▶ YOUR ASSIGNMENT: In the records, each line holding "subtitle" must be reported.

Start of RECORDS TO USE

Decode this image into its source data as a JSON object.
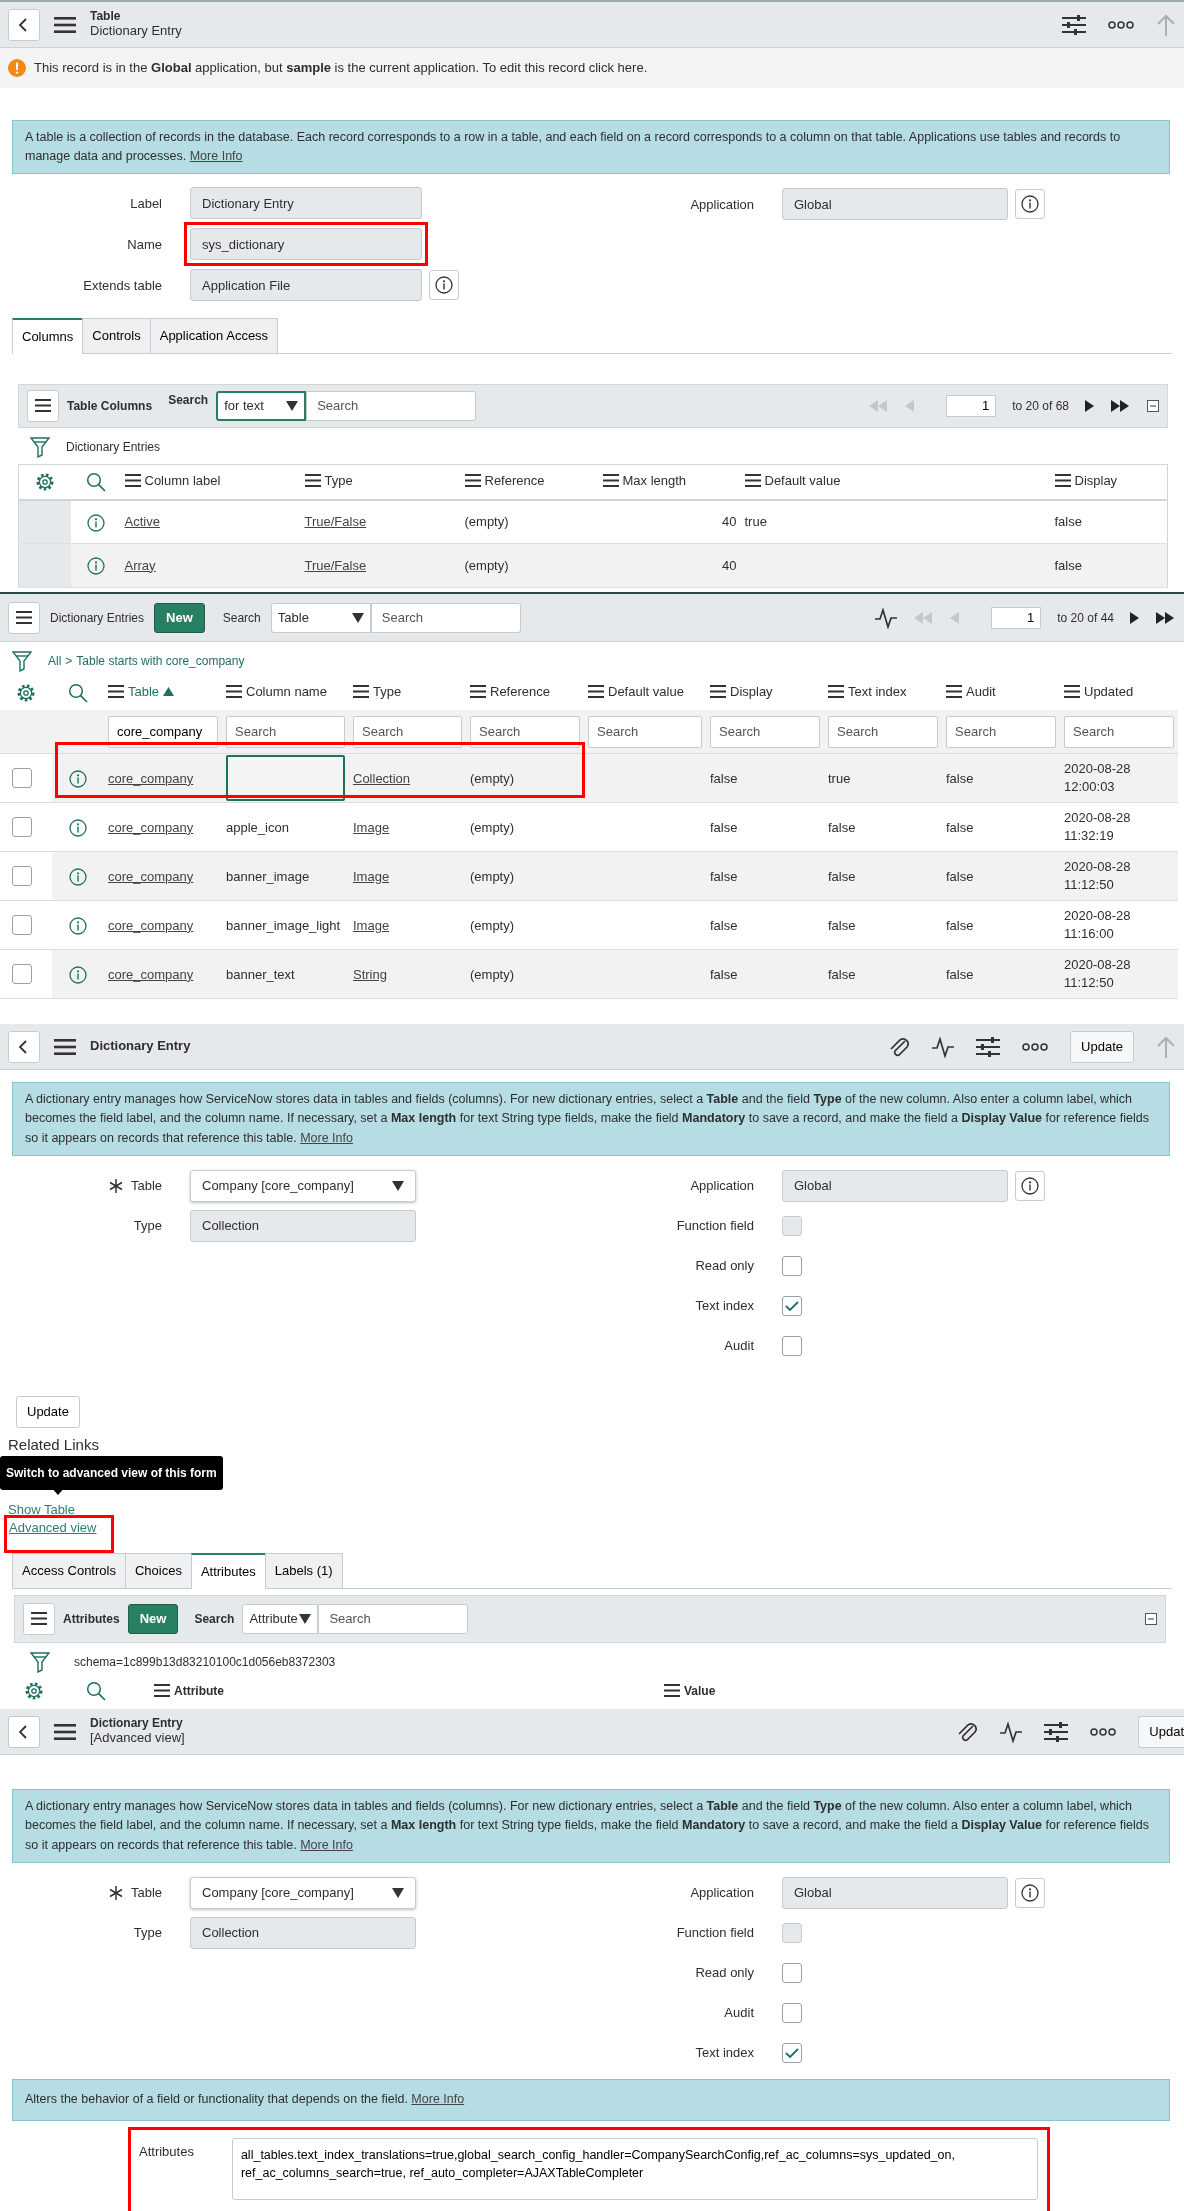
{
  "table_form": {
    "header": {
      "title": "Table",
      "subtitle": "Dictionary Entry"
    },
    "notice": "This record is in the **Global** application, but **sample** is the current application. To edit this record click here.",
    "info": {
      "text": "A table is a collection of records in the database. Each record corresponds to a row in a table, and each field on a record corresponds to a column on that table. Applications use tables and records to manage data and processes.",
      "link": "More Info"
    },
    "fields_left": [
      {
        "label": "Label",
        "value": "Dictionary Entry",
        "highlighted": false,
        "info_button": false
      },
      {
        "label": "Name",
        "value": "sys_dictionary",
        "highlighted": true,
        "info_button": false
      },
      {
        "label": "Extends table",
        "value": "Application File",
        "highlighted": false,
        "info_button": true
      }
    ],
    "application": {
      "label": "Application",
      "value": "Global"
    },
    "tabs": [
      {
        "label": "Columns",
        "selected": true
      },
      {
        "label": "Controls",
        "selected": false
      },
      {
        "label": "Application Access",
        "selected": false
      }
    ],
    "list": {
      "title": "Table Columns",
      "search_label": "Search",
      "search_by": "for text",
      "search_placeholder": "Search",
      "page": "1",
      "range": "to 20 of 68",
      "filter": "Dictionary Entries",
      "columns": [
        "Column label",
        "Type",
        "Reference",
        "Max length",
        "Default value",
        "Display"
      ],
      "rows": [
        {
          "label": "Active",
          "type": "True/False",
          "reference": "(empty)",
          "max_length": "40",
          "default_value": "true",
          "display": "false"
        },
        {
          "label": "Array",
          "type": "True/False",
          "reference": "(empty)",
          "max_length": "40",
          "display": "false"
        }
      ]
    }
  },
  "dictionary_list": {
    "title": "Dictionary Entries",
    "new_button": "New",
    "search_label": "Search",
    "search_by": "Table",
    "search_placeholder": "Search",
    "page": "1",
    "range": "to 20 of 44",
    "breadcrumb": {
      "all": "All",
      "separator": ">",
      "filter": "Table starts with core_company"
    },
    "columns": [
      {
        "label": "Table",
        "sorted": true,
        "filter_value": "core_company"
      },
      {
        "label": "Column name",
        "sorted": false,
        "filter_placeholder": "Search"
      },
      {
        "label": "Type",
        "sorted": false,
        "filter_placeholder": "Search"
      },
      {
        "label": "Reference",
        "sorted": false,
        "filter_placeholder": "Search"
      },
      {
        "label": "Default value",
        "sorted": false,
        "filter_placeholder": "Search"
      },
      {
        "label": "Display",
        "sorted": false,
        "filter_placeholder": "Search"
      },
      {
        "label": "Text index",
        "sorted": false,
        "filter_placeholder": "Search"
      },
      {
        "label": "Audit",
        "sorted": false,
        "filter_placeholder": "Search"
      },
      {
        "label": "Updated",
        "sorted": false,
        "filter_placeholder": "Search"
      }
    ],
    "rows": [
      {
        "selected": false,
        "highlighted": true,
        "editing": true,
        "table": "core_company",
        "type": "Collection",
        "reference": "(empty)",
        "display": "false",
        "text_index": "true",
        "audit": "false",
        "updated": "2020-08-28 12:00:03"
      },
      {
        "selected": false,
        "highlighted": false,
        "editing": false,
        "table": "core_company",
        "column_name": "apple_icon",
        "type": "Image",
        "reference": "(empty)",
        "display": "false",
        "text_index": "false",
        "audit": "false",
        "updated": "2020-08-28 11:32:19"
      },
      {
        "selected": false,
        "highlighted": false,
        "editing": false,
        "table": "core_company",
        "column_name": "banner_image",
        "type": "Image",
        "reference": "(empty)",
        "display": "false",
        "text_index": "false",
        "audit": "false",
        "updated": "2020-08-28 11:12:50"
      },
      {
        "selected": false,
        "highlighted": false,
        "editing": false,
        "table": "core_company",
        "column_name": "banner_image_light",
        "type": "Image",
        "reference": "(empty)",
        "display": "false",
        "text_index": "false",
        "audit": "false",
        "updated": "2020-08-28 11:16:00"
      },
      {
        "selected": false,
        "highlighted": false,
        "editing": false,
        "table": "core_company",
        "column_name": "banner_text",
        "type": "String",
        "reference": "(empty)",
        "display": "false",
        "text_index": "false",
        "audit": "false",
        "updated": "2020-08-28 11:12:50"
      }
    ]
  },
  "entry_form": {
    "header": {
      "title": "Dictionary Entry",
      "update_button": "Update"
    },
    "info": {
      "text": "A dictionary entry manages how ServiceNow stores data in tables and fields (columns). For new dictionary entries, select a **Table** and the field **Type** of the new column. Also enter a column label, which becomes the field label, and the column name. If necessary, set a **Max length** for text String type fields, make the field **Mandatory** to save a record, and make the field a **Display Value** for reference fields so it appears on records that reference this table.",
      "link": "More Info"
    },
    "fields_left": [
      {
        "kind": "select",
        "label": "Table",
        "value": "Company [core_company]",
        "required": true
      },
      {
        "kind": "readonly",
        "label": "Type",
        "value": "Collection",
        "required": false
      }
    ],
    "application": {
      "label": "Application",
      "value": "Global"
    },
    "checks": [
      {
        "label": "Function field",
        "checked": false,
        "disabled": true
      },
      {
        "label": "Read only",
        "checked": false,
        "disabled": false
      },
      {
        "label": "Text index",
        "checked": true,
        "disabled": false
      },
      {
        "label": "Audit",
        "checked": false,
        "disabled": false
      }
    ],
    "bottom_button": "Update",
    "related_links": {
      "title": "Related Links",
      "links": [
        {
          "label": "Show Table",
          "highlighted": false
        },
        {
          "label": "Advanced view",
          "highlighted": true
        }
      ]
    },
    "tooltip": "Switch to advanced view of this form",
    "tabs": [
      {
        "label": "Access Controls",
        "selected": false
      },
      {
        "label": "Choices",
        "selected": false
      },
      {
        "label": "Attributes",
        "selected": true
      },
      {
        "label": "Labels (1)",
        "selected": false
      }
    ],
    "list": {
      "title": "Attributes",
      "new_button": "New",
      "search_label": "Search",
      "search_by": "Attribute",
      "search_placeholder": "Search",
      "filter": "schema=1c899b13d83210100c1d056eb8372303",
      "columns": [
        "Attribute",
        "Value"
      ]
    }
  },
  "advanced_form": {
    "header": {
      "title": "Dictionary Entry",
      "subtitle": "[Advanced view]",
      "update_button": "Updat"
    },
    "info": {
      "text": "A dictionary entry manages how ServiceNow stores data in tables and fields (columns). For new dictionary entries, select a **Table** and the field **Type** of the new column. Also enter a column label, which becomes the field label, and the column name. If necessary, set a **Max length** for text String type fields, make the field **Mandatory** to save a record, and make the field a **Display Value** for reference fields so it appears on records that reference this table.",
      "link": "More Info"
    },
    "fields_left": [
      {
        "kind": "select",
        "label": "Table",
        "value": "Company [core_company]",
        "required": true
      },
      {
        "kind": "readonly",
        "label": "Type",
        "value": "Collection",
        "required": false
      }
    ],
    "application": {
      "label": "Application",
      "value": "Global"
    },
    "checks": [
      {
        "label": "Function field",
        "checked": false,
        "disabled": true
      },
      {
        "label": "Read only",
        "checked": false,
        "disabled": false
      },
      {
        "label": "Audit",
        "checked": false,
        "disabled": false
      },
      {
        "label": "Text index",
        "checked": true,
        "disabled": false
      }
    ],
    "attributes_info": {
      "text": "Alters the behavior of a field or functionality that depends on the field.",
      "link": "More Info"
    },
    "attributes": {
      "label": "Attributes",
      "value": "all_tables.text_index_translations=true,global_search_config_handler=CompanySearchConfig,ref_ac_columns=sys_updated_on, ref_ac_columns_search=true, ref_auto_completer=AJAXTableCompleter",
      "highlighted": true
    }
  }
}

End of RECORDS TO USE

▶ EXERCISE ANSWER:
      "subtitle": "Dictionary Entry"
      "subtitle": "[Advanced view]",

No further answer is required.